The formal 12-electron count of the W(VI) center in Schrock catalyst represents an appreciable Lewis acidity, which seriously limits the scope of these catalysts. For example, Schrock catalyst is unable to metathesize substrates containing donor or basic sites such as amines, thio ethers or crown ether segments. Acid-sensitive groups such as acetals can be destroyed. Replacement of tert-butoxide ligands by fluorinated alkoxides increase the Lewis acidic character. To reach a balance, it is proposed that a heteroleptic push/pull environment around the tungsten center will work.(as shown below) For example, complex 13 is highly active (with loading 1-2 mol% being sufficient) and compatible with many functional groups.
^Stephan, G. C.; Naether, C.; Peters, G.; Tuczek, F. (2013). "Molybdenum 17- and 18-Electron Bis- and Tris(Butadiene) Complexes: Electronic Structures, Spectroscopic Properties, and Oxidative Ligand Substitution Reactions". Inorg.

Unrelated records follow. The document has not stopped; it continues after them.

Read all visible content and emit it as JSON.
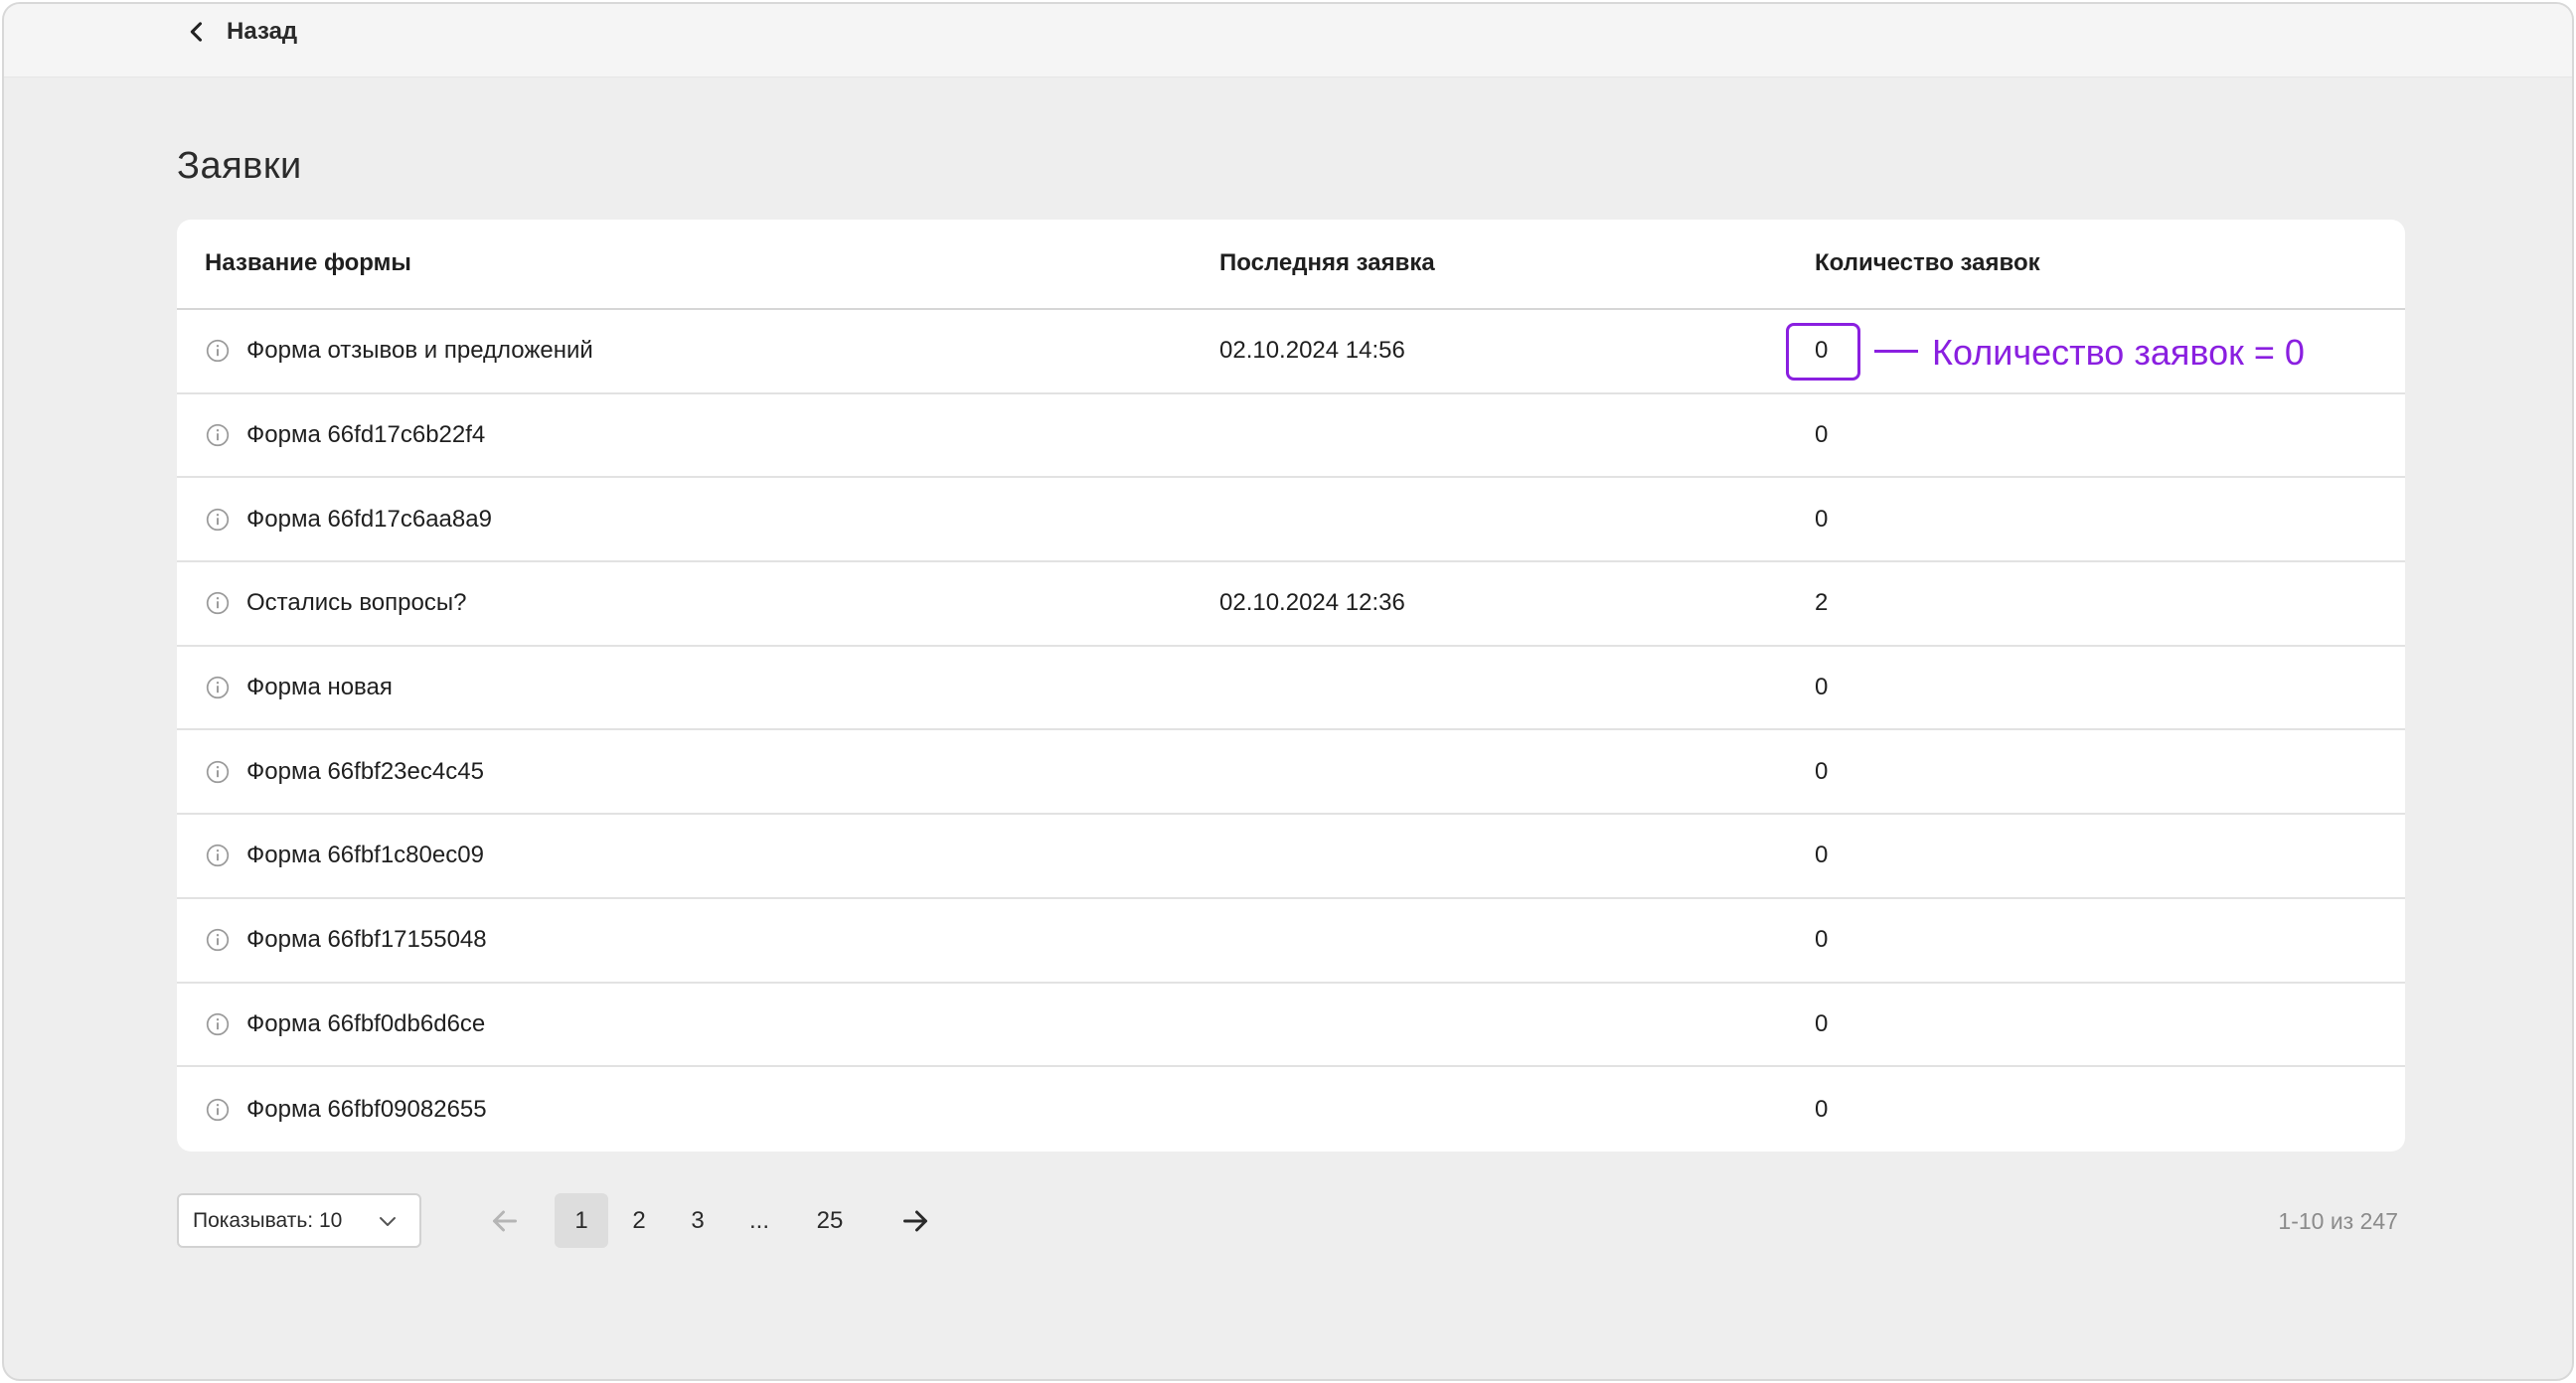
{
  "header": {
    "back_label": "Назад"
  },
  "page": {
    "title": "Заявки"
  },
  "table": {
    "columns": [
      "Название формы",
      "Последняя заявка",
      "Количество заявок"
    ],
    "rows": [
      {
        "name": "Форма отзывов и предложений",
        "last": "02.10.2024 14:56",
        "count": "0"
      },
      {
        "name": "Форма 66fd17c6b22f4",
        "last": "",
        "count": "0"
      },
      {
        "name": "Форма 66fd17c6aa8a9",
        "last": "",
        "count": "0"
      },
      {
        "name": "Остались вопросы?",
        "last": "02.10.2024 12:36",
        "count": "2"
      },
      {
        "name": "Форма новая",
        "last": "",
        "count": "0"
      },
      {
        "name": "Форма 66fbf23ec4c45",
        "last": "",
        "count": "0"
      },
      {
        "name": "Форма 66fbf1c80ec09",
        "last": "",
        "count": "0"
      },
      {
        "name": "Форма 66fbf17155048",
        "last": "",
        "count": "0"
      },
      {
        "name": "Форма 66fbf0db6d6ce",
        "last": "",
        "count": "0"
      },
      {
        "name": "Форма 66fbf09082655",
        "last": "",
        "count": "0"
      }
    ]
  },
  "annotation": {
    "text": "Количество заявок = 0",
    "color": "#8a1fe0"
  },
  "pagination": {
    "per_page_label": "Показывать: 10",
    "pages": [
      "1",
      "2",
      "3",
      "...",
      "25"
    ],
    "active_page": "1",
    "range_text": "1-10 из 247"
  }
}
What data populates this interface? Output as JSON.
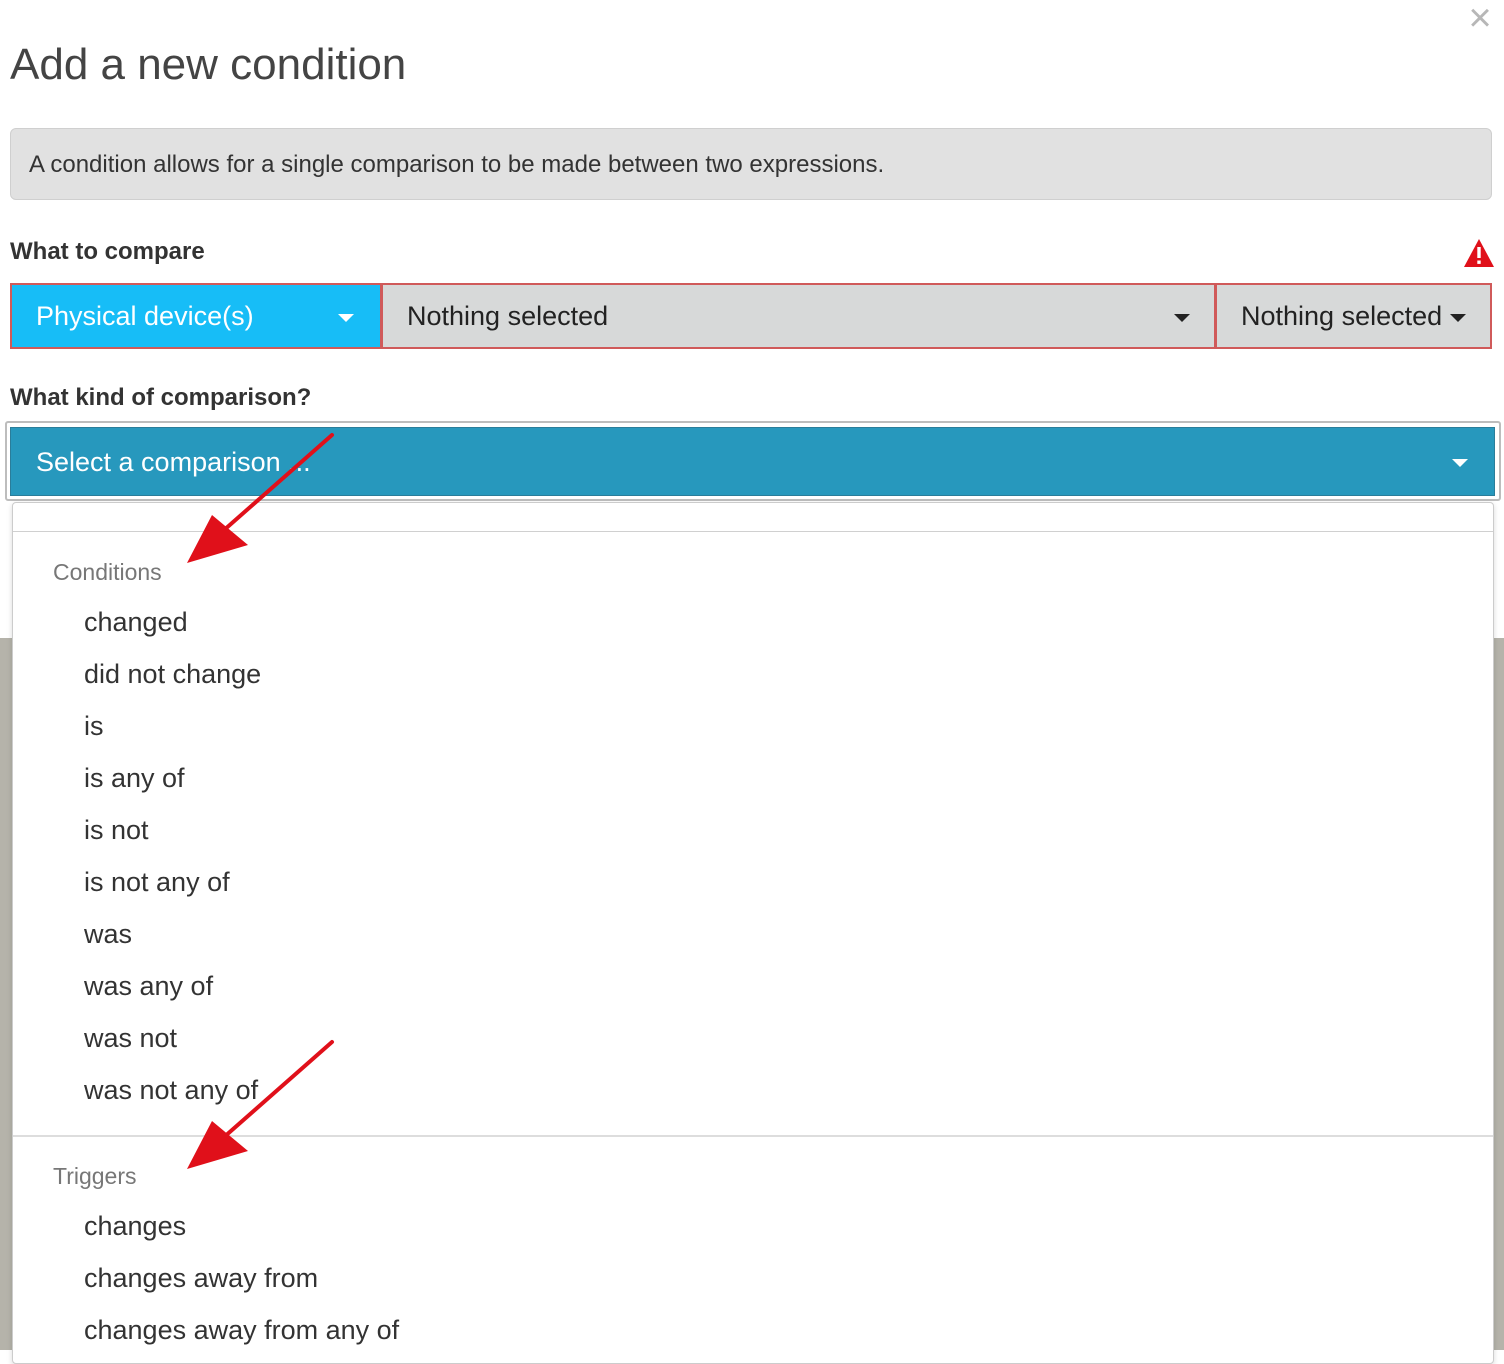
{
  "modal": {
    "title": "Add a new condition",
    "info": "A condition allows for a single comparison to be made between two expressions.",
    "close_glyph": "×"
  },
  "compare": {
    "label": "What to compare",
    "device_select": "Physical device(s)",
    "middle_select": "Nothing selected",
    "right_select": "Nothing selected"
  },
  "comparison": {
    "label": "What kind of comparison?",
    "placeholder": "Select a comparison ...",
    "groups": [
      {
        "label": "Conditions",
        "options": [
          "changed",
          "did not change",
          "is",
          "is any of",
          "is not",
          "is not any of",
          "was",
          "was any of",
          "was not",
          "was not any of"
        ]
      },
      {
        "label": "Triggers",
        "options": [
          "changes",
          "changes away from",
          "changes away from any of"
        ]
      }
    ]
  },
  "colors": {
    "device_select_bg": "#17bdf7",
    "comparison_select_bg": "#2798bd",
    "error_border": "#d05a5a",
    "warning_icon": "#e0101a",
    "annotation_arrow": "#e0101a"
  },
  "icons": {
    "warning": "warning-triangle-icon",
    "close": "close-icon",
    "caret": "caret-down-icon"
  }
}
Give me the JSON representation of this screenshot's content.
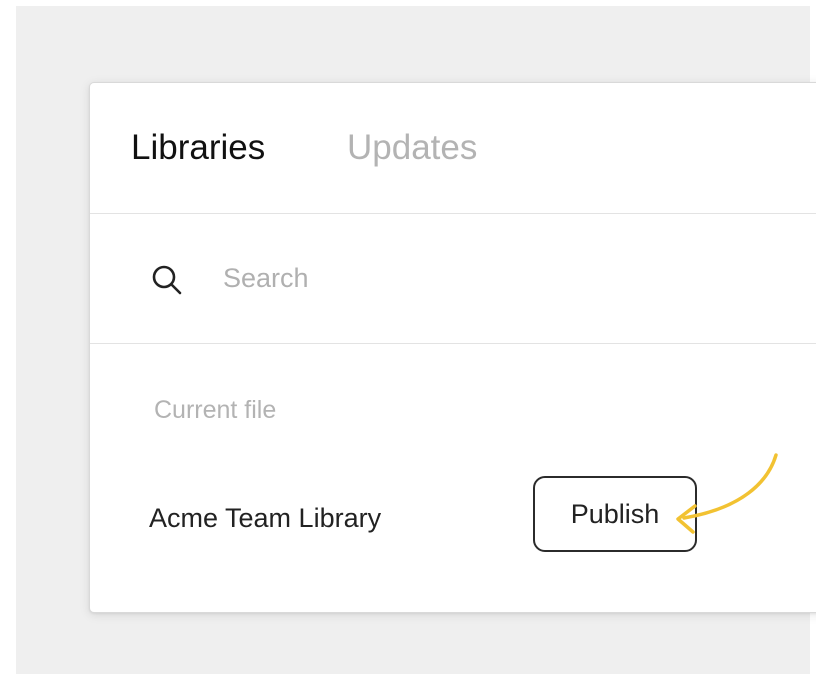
{
  "tabs": [
    {
      "label": "Libraries",
      "active": true
    },
    {
      "label": "Updates",
      "active": false
    }
  ],
  "search": {
    "value": "",
    "placeholder": "Search",
    "icon": "search-icon"
  },
  "section": {
    "label": "Current file"
  },
  "library": {
    "name": "Acme Team Library",
    "action_label": "Publish"
  },
  "annotation": {
    "icon": "curved-arrow-icon",
    "color": "#f2c232"
  },
  "colors": {
    "backdrop": "#efefef",
    "active_tab": "#111111",
    "inactive_tab": "#b3b3b3"
  }
}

Chem. 52 (10): 5931–5942. doi:10.1021/ic400145f. PMID23627292.
^Joseph L. Templeton "Four-Electron Alkyne Ligands in Molybdenum(II) and Tungsten(II) Complexes" Advances in Organometallic Chemistry 1989, Volume 29, Pages 1–100.doi:10.1016/S0065-3055(08)60352-4
^Synthesis of Organometallic Compounds: A Practical Guide Sanshiro Komiya Ed. S. Komiya, M. Hurano 1997
^Kuehn, F. E.; Santos, A. M.; Herrmann, W. A. (2005). "Organorhenium(VII) and Organomolybdenum(VI) Oxides: Syntheses and Application in Olefin Epoxidation". Dalton Trans. (15): 2483–2491. doi:10.1039/b504523a. PMID16025165.